We picked up Mom, and headed south via Kloof Nek, the rounded bump of Lion’s Head on our right, and the jagged vertical cliffs of Table Mountain on our left. Following the curves of the road through the wind-swept suburb of Camps Bay, with its spectacular views of the Atlantic Ocean, we soon reached the water’s edge, and the start of the coastal drive, known as Victoria Road.
Gravel parking areas invite drivers to stop, and to marvel at the views of the wild wind-swept ocean, as it crashes against the granite boulders on the shore. This very popular road hugs the shore at the foot of the Twelve Apostles mountain range all the way to Llandudno, an isolated suburb of Cape Town that is tucked into a steep-sided cove beneath Little Lion’s Head. Llandudno is named after a North Wales seaside resort of the same name, which means ‘Parish of St Tudno’ in the Welsh language. (You can read more about the history of this delightful place here.) It is a popular surfing spot, though the sea can be very treacherous here and you need to be a strong swimmer.
We continued onwards through Hout Bay, passing the turn-off to the Suikerbossie Restaurant, which had been our original destination. Located on the higher slopes above Hout Bay, with a view that is to die for, the Suikerbossie has become a highly fashionable venue for weddings and other lavish parties. I thus wasn’t surprised when I was informed on the phone that they are fully booked out, every Saturday, until April next year. So, phone first, before you drive out all the way in the hope of a soothing pot of tea and a plate of scones with jam and cream.

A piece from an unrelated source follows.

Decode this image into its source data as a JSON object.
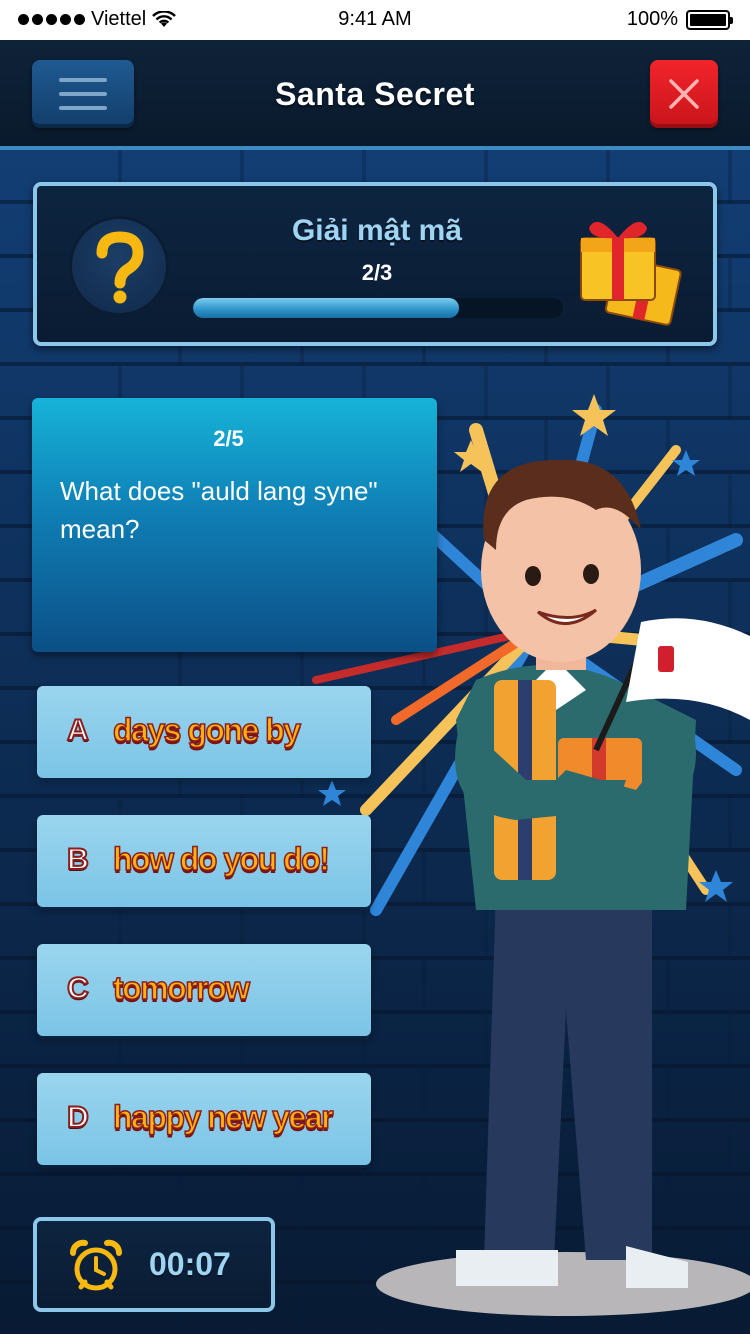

On the far (southern) side of Hout Bay is the start of Chapman’s Peak Drive, which must surely rank among the most spectacular seaside drives in the world. Fondly known as “Chappies”, it is the coastal link between Hout Bay and its slightly more rural counterpart Noordhoek to the south. Although the road is only about 9km long, it has 114 curves, so this is not the road to take if you are in a hurry.
(Above, I have inserted two photos of Chapman’s Peak from ‘higher up’ the Constantiaberg mountain – they were taken during a hike up the Constantiaberg, which I wrote about here.)
It is also not the road to travel if you suffer from vertigo, because there is a sheer drop down to the ocean on the one side, while the almost perpendicular cliffs of Chapman’s Peak tower above the road on the other. It’s enough to make you feel extremely small and vulnerable. You can stop at designated parking areas and viewing sites, and gaze in speechless awe at this miracle of roadbuilding.
In recent years, to recoup the costs of building, upgrading and maintaining it, Chappies has become a toll road – much to the dismay of locals and residents who regularly commute between Hout Bay and Noordhok. The road is often closed when it has been raining, as there is always a risk that stones and boulders will come tumbling down from the cliffs above, so it is a good idea, particularly in winter, to check beforehand if the road is open.
Having safely reached Noordhoek, we made our way to the Noordhoek Garden Emporium, where we had a delicious late-second-breakfast/very-early-lunch at the quaint little Ellie’s Deli, before returning home, suitably fortified for the rest of the day.
Enjoy the slideshow!